Do you know what interchange fees (they're also called "swipe fees") are? Not many people do. But they're the cut of the value of every transaction that's taken by the processor ( American Express, Discover, MasterCard or Visa) every time you use your debit or credit card. And most of what's charged, typically 2 percent or so, for a credit card swipe is passed on to your card issuer.
For many credit card users, interchange fees are a large part of what makes their financial world go round. Think about it. If you're one of those lucky (or responsible) people who don't pay either an annual fee or interest, you're getting an awful lot of services entirely for free.
Credit card use for free
You're not paying for the free loan from the transaction date until the settlement date. You're not paying for all the consumer protections your credit card gives you. You're not paying for the production or mailing either of it or the monthly statements you receive. You're not paying for the goodies your rewards credit cards give you, nor the perks your card delivers, nor the overheads of running your credit card companies.

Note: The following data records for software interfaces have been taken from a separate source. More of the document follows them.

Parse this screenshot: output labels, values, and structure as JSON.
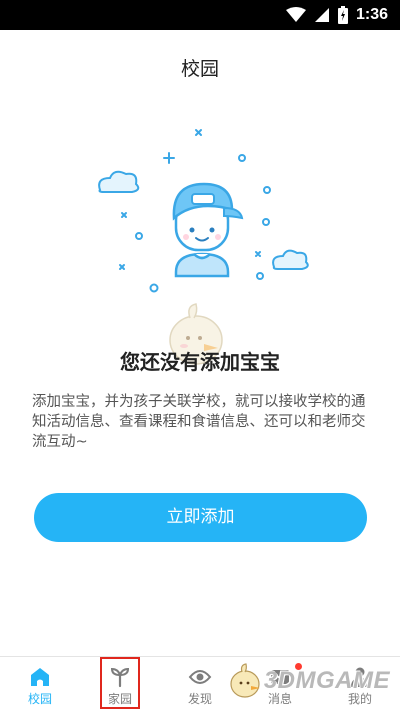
{
  "status_bar": {
    "time": "1:36",
    "icons": [
      "wifi-icon",
      "signal-icon",
      "battery-icon"
    ]
  },
  "header": {
    "title": "校园"
  },
  "empty_state": {
    "title": "您还没有添加宝宝",
    "description": "添加宝宝，并为孩子关联学校，就可以接收学校的通知活动信息、查看课程和食谱信息、还可以和老师交流互动~",
    "illustration": "child-with-cap-illustration"
  },
  "actions": {
    "add_button": "立即添加"
  },
  "tabbar": {
    "tabs": [
      {
        "label": "校园",
        "icon": "school-icon",
        "active": true
      },
      {
        "label": "家园",
        "icon": "sprout-icon",
        "active": false
      },
      {
        "label": "发现",
        "icon": "eye-icon",
        "active": false
      },
      {
        "label": "消息",
        "icon": "mail-icon",
        "active": false,
        "badge": true
      },
      {
        "label": "我的",
        "icon": "person-icon",
        "active": false
      }
    ]
  },
  "watermark": {
    "text": "3DMGAME"
  },
  "colors": {
    "accent": "#25b4f6",
    "highlight_box": "#e0271d",
    "badge": "#ff3b30"
  }
}
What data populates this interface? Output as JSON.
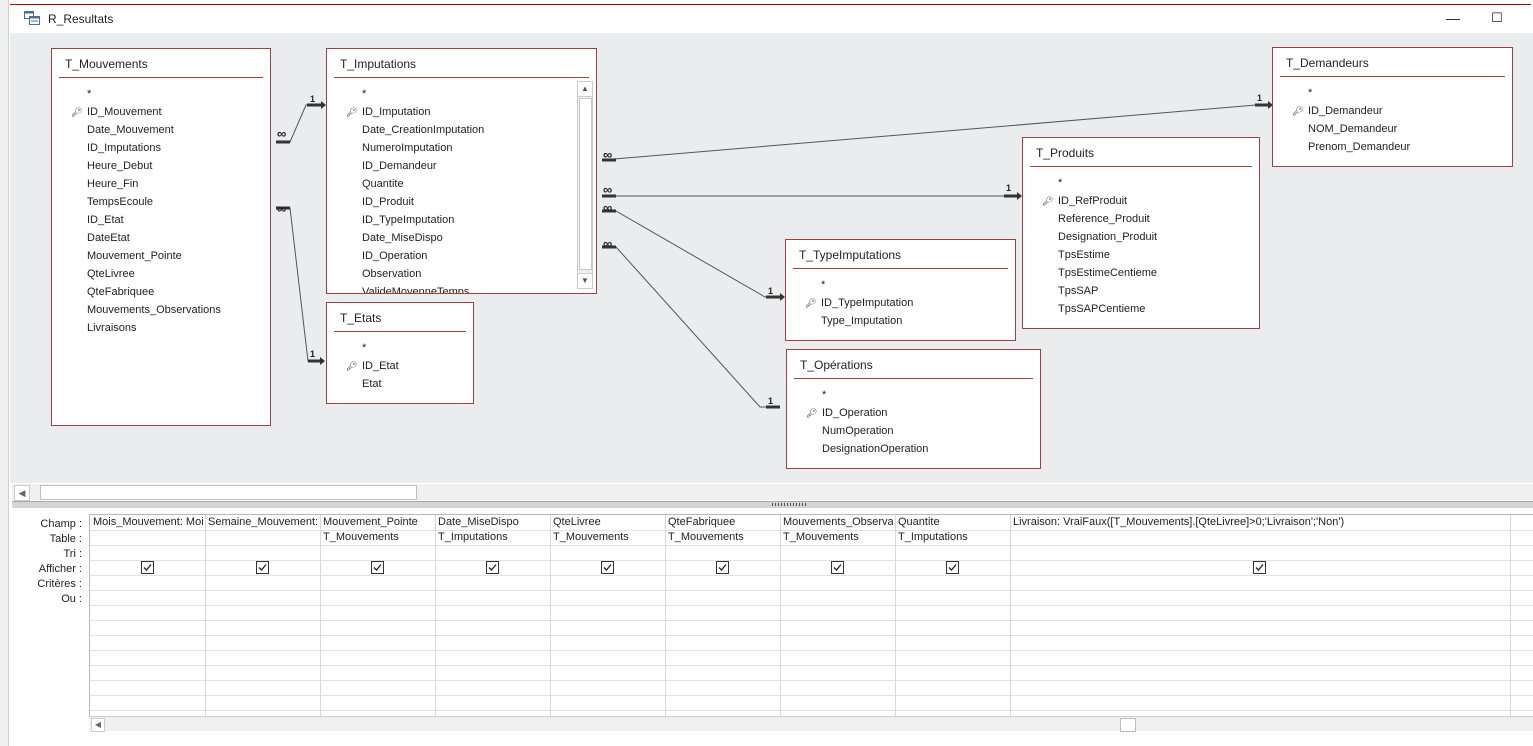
{
  "window": {
    "title": "R_Resultats",
    "minimize_glyph": "—",
    "maximize_glyph": "☐"
  },
  "tables": {
    "t_mouvements": {
      "name": "T_Mouvements",
      "fields": [
        "*",
        "ID_Mouvement",
        "Date_Mouvement",
        "ID_Imputations",
        "Heure_Debut",
        "Heure_Fin",
        "TempsEcoule",
        "ID_Etat",
        "DateEtat",
        "Mouvement_Pointe",
        "QteLivree",
        "QteFabriquee",
        "Mouvements_Observations",
        "Livraisons"
      ],
      "key_field": "ID_Mouvement"
    },
    "t_imputations": {
      "name": "T_Imputations",
      "fields": [
        "*",
        "ID_Imputation",
        "Date_CreationImputation",
        "NumeroImputation",
        "ID_Demandeur",
        "Quantite",
        "ID_Produit",
        "ID_TypeImputation",
        "Date_MiseDispo",
        "ID_Operation",
        "Observation",
        "ValideMoyenneTemps"
      ],
      "key_field": "ID_Imputation"
    },
    "t_etats": {
      "name": "T_Etats",
      "fields": [
        "*",
        "ID_Etat",
        "Etat"
      ],
      "key_field": "ID_Etat"
    },
    "t_demandeurs": {
      "name": "T_Demandeurs",
      "fields": [
        "*",
        "ID_Demandeur",
        "NOM_Demandeur",
        "Prenom_Demandeur"
      ],
      "key_field": "ID_Demandeur"
    },
    "t_produits": {
      "name": "T_Produits",
      "fields": [
        "*",
        "ID_RefProduit",
        "Reference_Produit",
        "Designation_Produit",
        "TpsEstime",
        "TpsEstimeCentieme",
        "TpsSAP",
        "TpsSAPCentieme"
      ],
      "key_field": "ID_RefProduit"
    },
    "t_typeimputations": {
      "name": "T_TypeImputations",
      "fields": [
        "*",
        "ID_TypeImputation",
        "Type_Imputation"
      ],
      "key_field": "ID_TypeImputation"
    },
    "t_operations": {
      "name": "T_Opérations",
      "fields": [
        "*",
        "ID_Operation",
        "NumOperation",
        "DesignationOperation"
      ],
      "key_field": "ID_Operation"
    }
  },
  "relationship_labels": {
    "one": "1",
    "many": "∞"
  },
  "grid": {
    "row_labels": [
      "Champ :",
      "Table :",
      "Tri :",
      "Afficher :",
      "Critères :",
      "Ou :"
    ],
    "columns": [
      {
        "champ": "Mois_Mouvement: Mois",
        "table": "",
        "afficher": true
      },
      {
        "champ": "Semaine_Mouvement:",
        "table": "",
        "afficher": true
      },
      {
        "champ": "Mouvement_Pointe",
        "table": "T_Mouvements",
        "afficher": true
      },
      {
        "champ": "Date_MiseDispo",
        "table": "T_Imputations",
        "afficher": true
      },
      {
        "champ": "QteLivree",
        "table": "T_Mouvements",
        "afficher": true
      },
      {
        "champ": "QteFabriquee",
        "table": "T_Mouvements",
        "afficher": true
      },
      {
        "champ": "Mouvements_Observations",
        "table": "T_Mouvements",
        "afficher": true
      },
      {
        "champ": "Quantite",
        "table": "T_Imputations",
        "afficher": true
      },
      {
        "champ": "Livraison: VraiFaux([T_Mouvements].[QteLivree]>0;'Livraison';'Non')",
        "table": "",
        "afficher": true
      }
    ]
  }
}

But somebody is. Generally speaking, card issuers have just three main sources of income:
- Annual fees, usually paid by those who want special perks from their cards (for instance, privileges at airports) or who have too low a credit score to qualify for a card that doesn't charge such fees.

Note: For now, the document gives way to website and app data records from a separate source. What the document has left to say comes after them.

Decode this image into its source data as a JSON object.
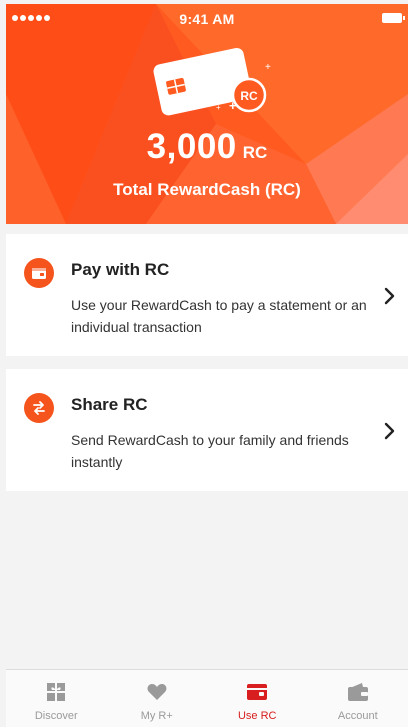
{
  "status_bar": {
    "time": "9:41 AM"
  },
  "hero": {
    "badge": "RC",
    "amount": "3,000",
    "unit": "RC",
    "label": "Total RewardCash (RC)"
  },
  "options": [
    {
      "title": "Pay with RC",
      "description": "Use your RewardCash to pay a statement or an individual transaction",
      "icon": "wallet-icon"
    },
    {
      "title": "Share RC",
      "description": "Send RewardCash to your family and friends instantly",
      "icon": "transfer-icon"
    }
  ],
  "tabbar": {
    "tabs": [
      {
        "label": "Discover",
        "icon": "gift-icon",
        "active": false
      },
      {
        "label": "My R+",
        "icon": "heart-icon",
        "active": false
      },
      {
        "label": "Use RC",
        "icon": "wallet-icon",
        "active": true
      },
      {
        "label": "Account",
        "icon": "purse-icon",
        "active": false
      }
    ]
  },
  "colors": {
    "accent": "#f5541c",
    "hero_base": "#ff5a1f",
    "active_tab": "#d81e1e",
    "inactive_tab": "#9a9a9a"
  }
}
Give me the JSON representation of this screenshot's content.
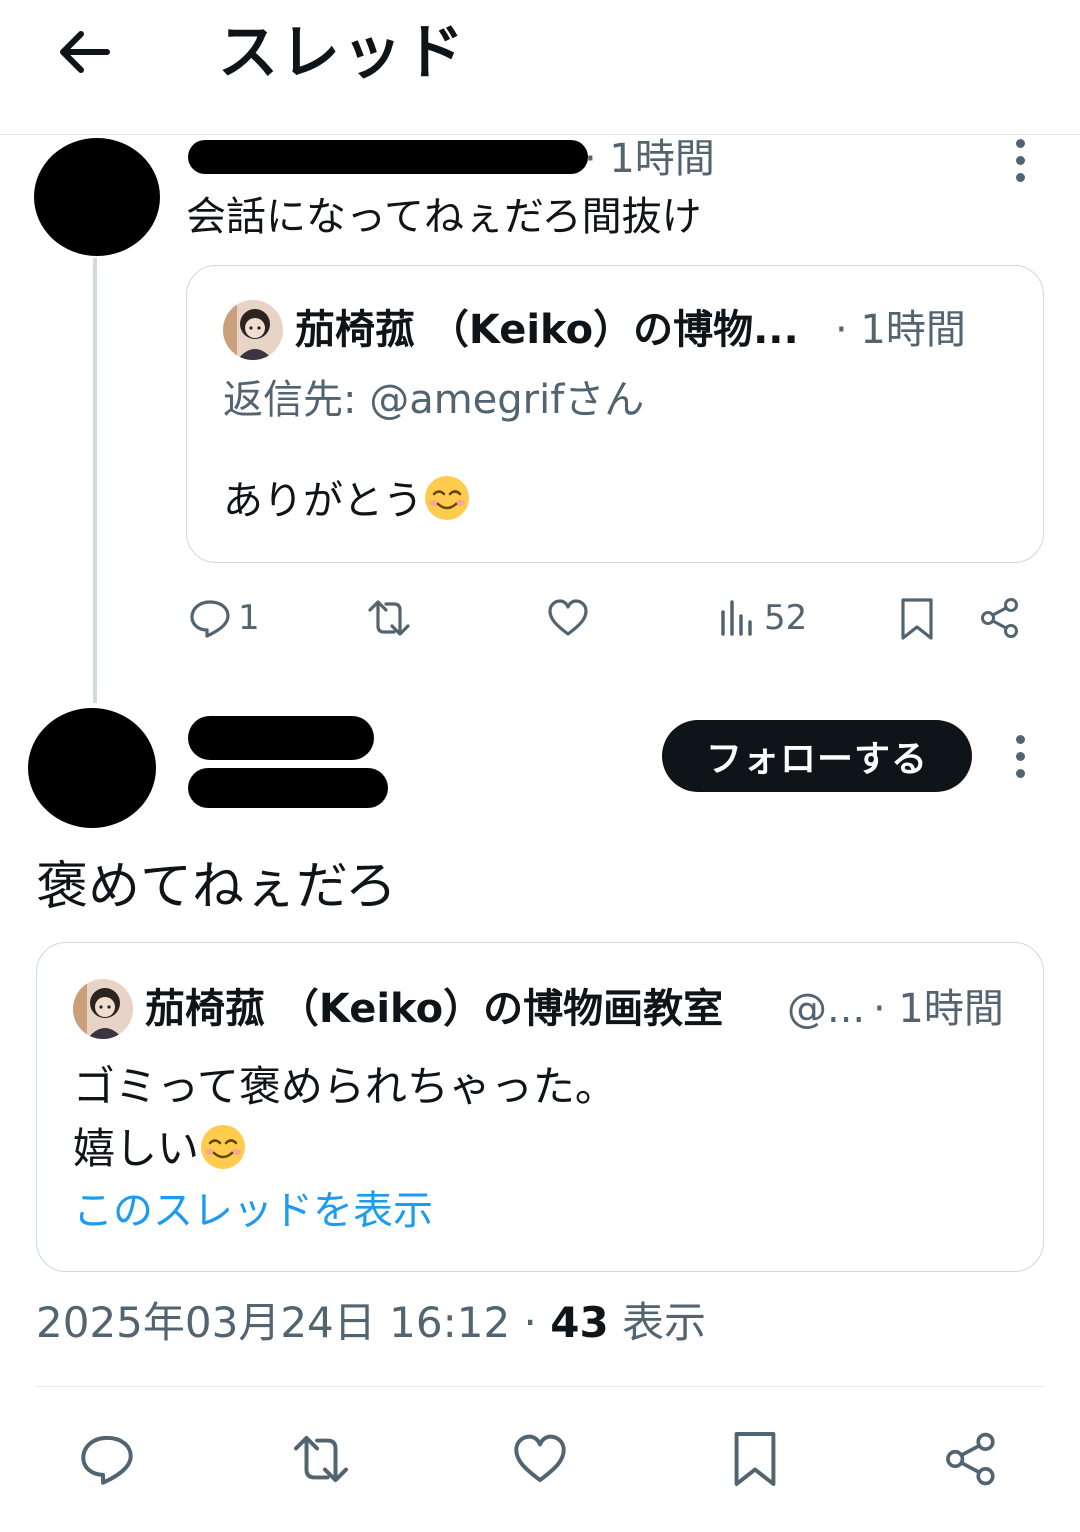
{
  "header": {
    "title": "スレッド"
  },
  "reply_tweet": {
    "time": "· 1時間",
    "text": "会話になってねぇだろ間抜け",
    "quote": {
      "name": "茄椅菰 （Keiko）の博物...",
      "time": "· 1時間",
      "reply_to": "返信先: @amegrifさん",
      "text": "ありがとう",
      "emoji": "smiling-face-icon"
    },
    "actions": {
      "reply_count": "1",
      "views_count": "52"
    }
  },
  "main_tweet": {
    "follow_label": "フォローする",
    "text": "褒めてねぇだろ",
    "quote": {
      "name": "茄椅菰 （Keiko）の博物画教室",
      "handle": "@...",
      "time": "· 1時間",
      "text_line1": "ゴミって褒められちゃった。",
      "text_line2": "嬉しい",
      "emoji": "smiling-face-icon",
      "show_thread": "このスレッドを表示"
    },
    "timestamp": "2025年03月24日 16:12 · ",
    "views_count": "43",
    "views_label": " 表示"
  },
  "colors": {
    "text": "#0f1419",
    "secondary": "#536471",
    "link": "#1d9bf0",
    "border": "#cfd9de"
  }
}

- Interest, paid at currently high credit card rates, by those who can't settle their accounts in full at the end of each billing cycle. You can also add into this category penalty fees paid for going over your limit or for making late payments.

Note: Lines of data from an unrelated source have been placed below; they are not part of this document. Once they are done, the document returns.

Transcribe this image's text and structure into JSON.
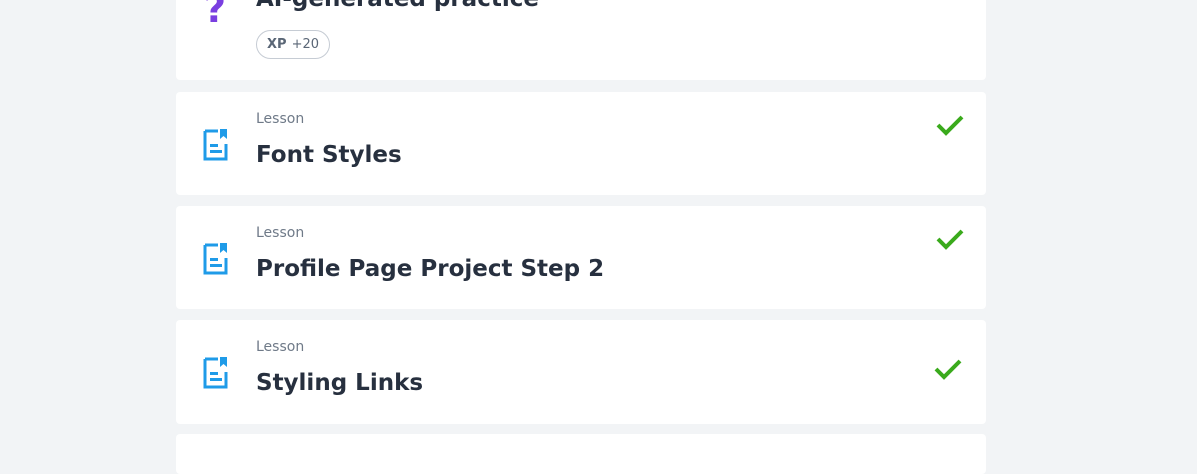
{
  "practice": {
    "icon": "question-icon",
    "icon_glyph": "?",
    "title": "AI-generated practice",
    "xp_label": "XP",
    "xp_value": "+20",
    "accent_color": "#7a3fe0"
  },
  "lessons": [
    {
      "kicker": "Lesson",
      "title": "Font Styles",
      "icon": "lesson-document-icon",
      "status": "completed",
      "status_icon": "check-icon"
    },
    {
      "kicker": "Lesson",
      "title": "Profile Page Project Step 2",
      "icon": "lesson-document-icon",
      "status": "completed",
      "status_icon": "check-icon"
    },
    {
      "kicker": "Lesson",
      "title": "Styling Links",
      "icon": "lesson-document-icon",
      "status": "completed",
      "status_icon": "check-icon"
    }
  ],
  "colors": {
    "background": "#f2f4f6",
    "card": "#ffffff",
    "lesson_icon": "#1f9be8",
    "check": "#3aaa1c",
    "title_text": "#27303f"
  }
}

- Interchange fees, nominally paid by merchants, but, arguably, a cost passed on to all customers in the form of higher prices. Some estimates suggest that interchange fees are costing U.S. merchants (or their customers) $50 billion a year.